→ **GOAL OF THE EXERCISE**:
Restate the records that follow. Every word must match.

Items from an interface collection
»»
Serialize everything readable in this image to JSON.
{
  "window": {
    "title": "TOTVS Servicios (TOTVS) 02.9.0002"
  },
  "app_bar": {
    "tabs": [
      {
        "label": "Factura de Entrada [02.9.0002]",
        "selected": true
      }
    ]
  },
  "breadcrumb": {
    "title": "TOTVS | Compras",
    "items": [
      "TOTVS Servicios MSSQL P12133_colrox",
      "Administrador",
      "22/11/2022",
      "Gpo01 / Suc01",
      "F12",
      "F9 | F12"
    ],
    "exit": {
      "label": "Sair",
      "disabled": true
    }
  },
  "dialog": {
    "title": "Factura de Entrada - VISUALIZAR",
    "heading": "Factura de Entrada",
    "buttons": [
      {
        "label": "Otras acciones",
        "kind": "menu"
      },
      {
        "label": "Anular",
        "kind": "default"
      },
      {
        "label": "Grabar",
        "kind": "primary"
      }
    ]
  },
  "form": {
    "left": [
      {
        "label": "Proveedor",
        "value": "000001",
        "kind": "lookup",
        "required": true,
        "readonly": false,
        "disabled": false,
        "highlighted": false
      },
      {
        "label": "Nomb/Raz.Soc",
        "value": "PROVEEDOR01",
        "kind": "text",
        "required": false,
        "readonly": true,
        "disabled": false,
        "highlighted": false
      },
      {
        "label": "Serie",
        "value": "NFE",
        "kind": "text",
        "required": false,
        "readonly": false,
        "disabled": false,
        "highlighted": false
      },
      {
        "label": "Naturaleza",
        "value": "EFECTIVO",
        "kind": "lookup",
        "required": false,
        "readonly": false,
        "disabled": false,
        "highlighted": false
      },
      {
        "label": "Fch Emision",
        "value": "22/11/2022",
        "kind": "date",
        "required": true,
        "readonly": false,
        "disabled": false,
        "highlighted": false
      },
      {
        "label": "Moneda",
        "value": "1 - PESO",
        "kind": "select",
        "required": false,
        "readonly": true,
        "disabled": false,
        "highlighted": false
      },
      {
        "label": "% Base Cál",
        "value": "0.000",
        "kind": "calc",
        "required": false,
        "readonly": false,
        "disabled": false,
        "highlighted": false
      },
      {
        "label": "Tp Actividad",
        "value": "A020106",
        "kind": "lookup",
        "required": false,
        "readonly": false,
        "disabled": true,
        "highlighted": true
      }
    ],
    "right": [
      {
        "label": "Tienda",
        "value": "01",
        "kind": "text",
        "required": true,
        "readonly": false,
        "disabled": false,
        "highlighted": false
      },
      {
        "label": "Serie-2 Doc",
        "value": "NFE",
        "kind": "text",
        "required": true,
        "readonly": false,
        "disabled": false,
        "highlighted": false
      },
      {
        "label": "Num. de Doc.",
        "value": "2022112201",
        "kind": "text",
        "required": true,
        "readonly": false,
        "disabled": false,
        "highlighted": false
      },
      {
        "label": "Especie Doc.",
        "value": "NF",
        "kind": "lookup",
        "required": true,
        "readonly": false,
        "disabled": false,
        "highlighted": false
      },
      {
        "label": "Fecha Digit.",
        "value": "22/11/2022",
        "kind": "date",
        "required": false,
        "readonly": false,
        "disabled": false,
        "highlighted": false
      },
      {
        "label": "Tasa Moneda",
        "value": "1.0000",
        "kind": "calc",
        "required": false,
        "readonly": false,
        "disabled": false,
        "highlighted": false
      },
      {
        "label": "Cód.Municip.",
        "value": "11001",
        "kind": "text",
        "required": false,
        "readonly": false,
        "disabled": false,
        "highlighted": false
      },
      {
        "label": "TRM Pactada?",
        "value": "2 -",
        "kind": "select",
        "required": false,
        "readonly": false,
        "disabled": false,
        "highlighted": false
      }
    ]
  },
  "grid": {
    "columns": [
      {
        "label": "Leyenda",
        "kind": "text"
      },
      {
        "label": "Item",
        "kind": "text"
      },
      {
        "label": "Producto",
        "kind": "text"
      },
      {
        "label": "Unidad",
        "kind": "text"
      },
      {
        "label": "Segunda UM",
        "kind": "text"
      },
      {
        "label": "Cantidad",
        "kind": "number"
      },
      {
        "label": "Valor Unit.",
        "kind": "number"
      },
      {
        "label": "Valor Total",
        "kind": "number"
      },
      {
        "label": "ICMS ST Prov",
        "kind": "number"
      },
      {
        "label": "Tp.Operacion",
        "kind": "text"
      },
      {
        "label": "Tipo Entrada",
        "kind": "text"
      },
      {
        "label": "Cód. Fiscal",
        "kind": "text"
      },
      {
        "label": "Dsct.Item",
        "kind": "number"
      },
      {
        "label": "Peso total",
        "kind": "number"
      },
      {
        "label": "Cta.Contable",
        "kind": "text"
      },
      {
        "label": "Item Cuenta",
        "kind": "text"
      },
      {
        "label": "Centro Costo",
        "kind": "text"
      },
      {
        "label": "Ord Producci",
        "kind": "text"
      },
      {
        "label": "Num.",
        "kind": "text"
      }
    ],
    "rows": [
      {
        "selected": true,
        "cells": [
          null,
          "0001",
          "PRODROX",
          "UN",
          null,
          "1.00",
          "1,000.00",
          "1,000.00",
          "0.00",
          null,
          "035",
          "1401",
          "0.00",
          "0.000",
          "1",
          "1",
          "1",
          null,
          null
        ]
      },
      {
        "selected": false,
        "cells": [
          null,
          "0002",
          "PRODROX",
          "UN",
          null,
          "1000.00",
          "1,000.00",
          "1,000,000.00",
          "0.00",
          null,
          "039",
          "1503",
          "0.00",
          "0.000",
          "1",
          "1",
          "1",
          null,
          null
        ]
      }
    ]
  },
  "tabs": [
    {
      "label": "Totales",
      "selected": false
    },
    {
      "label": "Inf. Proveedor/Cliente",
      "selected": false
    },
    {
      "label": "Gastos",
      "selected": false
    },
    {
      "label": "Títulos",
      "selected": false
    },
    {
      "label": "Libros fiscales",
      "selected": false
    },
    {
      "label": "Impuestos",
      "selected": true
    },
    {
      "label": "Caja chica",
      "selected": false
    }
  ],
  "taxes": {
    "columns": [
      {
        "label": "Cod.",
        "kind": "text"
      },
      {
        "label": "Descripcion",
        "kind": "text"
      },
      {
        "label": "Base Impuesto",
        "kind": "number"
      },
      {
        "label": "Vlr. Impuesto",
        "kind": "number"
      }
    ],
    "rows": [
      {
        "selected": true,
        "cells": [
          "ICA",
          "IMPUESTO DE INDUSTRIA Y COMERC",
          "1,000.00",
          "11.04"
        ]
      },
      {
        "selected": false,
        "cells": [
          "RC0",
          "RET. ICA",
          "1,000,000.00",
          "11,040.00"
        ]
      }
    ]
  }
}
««
→ **EXPECTED OUTPUT**:
Serialize everything readable in this image to JSON.
{
  "window": {
    "title": "TOTVS Servicios (TOTVS) 02.9.0002"
  },
  "app_bar": {
    "tabs": [
      {
        "label": "Factura de Entrada [02.9.0002]",
        "selected": true
      }
    ]
  },
  "breadcrumb": {
    "title": "TOTVS | Compras",
    "items": [
      "TOTVS Servicios MSSQL P12133_colrox",
      "Administrador",
      "22/11/2022",
      "Gpo01 / Suc01",
      "F12",
      "F9 | F12"
    ],
    "exit": {
      "label": "Sair",
      "disabled": true
    }
  },
  "dialog": {
    "title": "Factura de Entrada - VISUALIZAR",
    "heading": "Factura de Entrada",
    "buttons": [
      {
        "label": "Otras acciones",
        "kind": "menu"
      },
      {
        "label": "Anular",
        "kind": "default"
      },
      {
        "label": "Grabar",
        "kind": "primary"
      }
    ]
  },
  "form": {
    "left": [
      {
        "label": "Proveedor",
        "value": "000001",
        "kind": "lookup",
        "required": true,
        "readonly": false,
        "disabled": false,
        "highlighted": false
      },
      {
        "label": "Nomb/Raz.Soc",
        "value": "PROVEEDOR01",
        "kind": "text",
        "required": false,
        "readonly": true,
        "disabled": false,
        "highlighted": false
      },
      {
        "label": "Serie",
        "value": "NFE",
        "kind": "text",
        "required": false,
        "readonly": false,
        "disabled": false,
        "highlighted": false
      },
      {
        "label": "Naturaleza",
        "value": "EFECTIVO",
        "kind": "lookup",
        "required": false,
        "readonly": false,
        "disabled": false,
        "highlighted": false
      },
      {
        "label": "Fch Emision",
        "value": "22/11/2022",
        "kind": "date",
        "required": true,
        "readonly": false,
        "disabled": false,
        "highlighted": false
      },
      {
        "label": "Moneda",
        "value": "1 - PESO",
        "kind": "select",
        "required": false,
        "readonly": true,
        "disabled": false,
        "highlighted": false
      },
      {
        "label": "% Base Cál",
        "value": "0.000",
        "kind": "calc",
        "required": false,
        "readonly": false,
        "disabled": false,
        "highlighted": false
      },
      {
        "label": "Tp Actividad",
        "value": "A020106",
        "kind": "lookup",
        "required": false,
        "readonly": false,
        "disabled": true,
        "highlighted": true
      }
    ],
    "right": [
      {
        "label": "Tienda",
        "value": "01",
        "kind": "text",
        "required": true,
        "readonly": false,
        "disabled": false,
        "highlighted": false
      },
      {
        "label": "Serie-2 Doc",
        "value": "NFE",
        "kind": "text",
        "required": true,
        "readonly": false,
        "disabled": false,
        "highlighted": false
      },
      {
        "label": "Num. de Doc.",
        "value": "2022112201",
        "kind": "text",
        "required": true,
        "readonly": false,
        "disabled": false,
        "highlighted": false
      },
      {
        "label": "Especie Doc.",
        "value": "NF",
        "kind": "lookup",
        "required": true,
        "readonly": false,
        "disabled": false,
        "highlighted": false
      },
      {
        "label": "Fecha Digit.",
        "value": "22/11/2022",
        "kind": "date",
        "required": false,
        "readonly": false,
        "disabled": false,
        "highlighted": false
      },
      {
        "label": "Tasa Moneda",
        "value": "1.0000",
        "kind": "calc",
        "required": false,
        "readonly": false,
        "disabled": false,
        "highlighted": false
      },
      {
        "label": "Cód.Municip.",
        "value": "11001",
        "kind": "text",
        "required": false,
        "readonly": false,
        "disabled": false,
        "highlighted": false
      },
      {
        "label": "TRM Pactada?",
        "value": "2 -",
        "kind": "select",
        "required": false,
        "readonly": false,
        "disabled": false,
        "highlighted": false
      }
    ]
  },
  "grid": {
    "columns": [
      {
        "label": "Leyenda",
        "kind": "text"
      },
      {
        "label": "Item",
        "kind": "text"
      },
      {
        "label": "Producto",
        "kind": "text"
      },
      {
        "label": "Unidad",
        "kind": "text"
      },
      {
        "label": "Segunda UM",
        "kind": "text"
      },
      {
        "label": "Cantidad",
        "kind": "number"
      },
      {
        "label": "Valor Unit.",
        "kind": "number"
      },
      {
        "label": "Valor Total",
        "kind": "number"
      },
      {
        "label": "ICMS ST Prov",
        "kind": "number"
      },
      {
        "label": "Tp.Operacion",
        "kind": "text"
      },
      {
        "label": "Tipo Entrada",
        "kind": "text"
      },
      {
        "label": "Cód. Fiscal",
        "kind": "text"
      },
      {
        "label": "Dsct.Item",
        "kind": "number"
      },
      {
        "label": "Peso total",
        "kind": "number"
      },
      {
        "label": "Cta.Contable",
        "kind": "text"
      },
      {
        "label": "Item Cuenta",
        "kind": "text"
      },
      {
        "label": "Centro Costo",
        "kind": "text"
      },
      {
        "label": "Ord Producci",
        "kind": "text"
      },
      {
        "label": "Num.",
        "kind": "text"
      }
    ],
    "rows": [
      {
        "selected": true,
        "cells": [
          null,
          "0001",
          "PRODROX",
          "UN",
          null,
          "1.00",
          "1,000.00",
          "1,000.00",
          "0.00",
          null,
          "035",
          "1401",
          "0.00",
          "0.000",
          "1",
          "1",
          "1",
          null,
          null
        ]
      },
      {
        "selected": false,
        "cells": [
          null,
          "0002",
          "PRODROX",
          "UN",
          null,
          "1000.00",
          "1,000.00",
          "1,000,000.00",
          "0.00",
          null,
          "039",
          "1503",
          "0.00",
          "0.000",
          "1",
          "1",
          "1",
          null,
          null
        ]
      }
    ]
  },
  "tabs": [
    {
      "label": "Totales",
      "selected": false
    },
    {
      "label": "Inf. Proveedor/Cliente",
      "selected": false
    },
    {
      "label": "Gastos",
      "selected": false
    },
    {
      "label": "Títulos",
      "selected": false
    },
    {
      "label": "Libros fiscales",
      "selected": false
    },
    {
      "label": "Impuestos",
      "selected": true
    },
    {
      "label": "Caja chica",
      "selected": false
    }
  ],
  "taxes": {
    "columns": [
      {
        "label": "Cod.",
        "kind": "text"
      },
      {
        "label": "Descripcion",
        "kind": "text"
      },
      {
        "label": "Base Impuesto",
        "kind": "number"
      },
      {
        "label": "Vlr. Impuesto",
        "kind": "number"
      }
    ],
    "rows": [
      {
        "selected": true,
        "cells": [
          "ICA",
          "IMPUESTO DE INDUSTRIA Y COMERC",
          "1,000.00",
          "11.04"
        ]
      },
      {
        "selected": false,
        "cells": [
          "RC0",
          "RET. ICA",
          "1,000,000.00",
          "11,040.00"
        ]
      }
    ]
  }
}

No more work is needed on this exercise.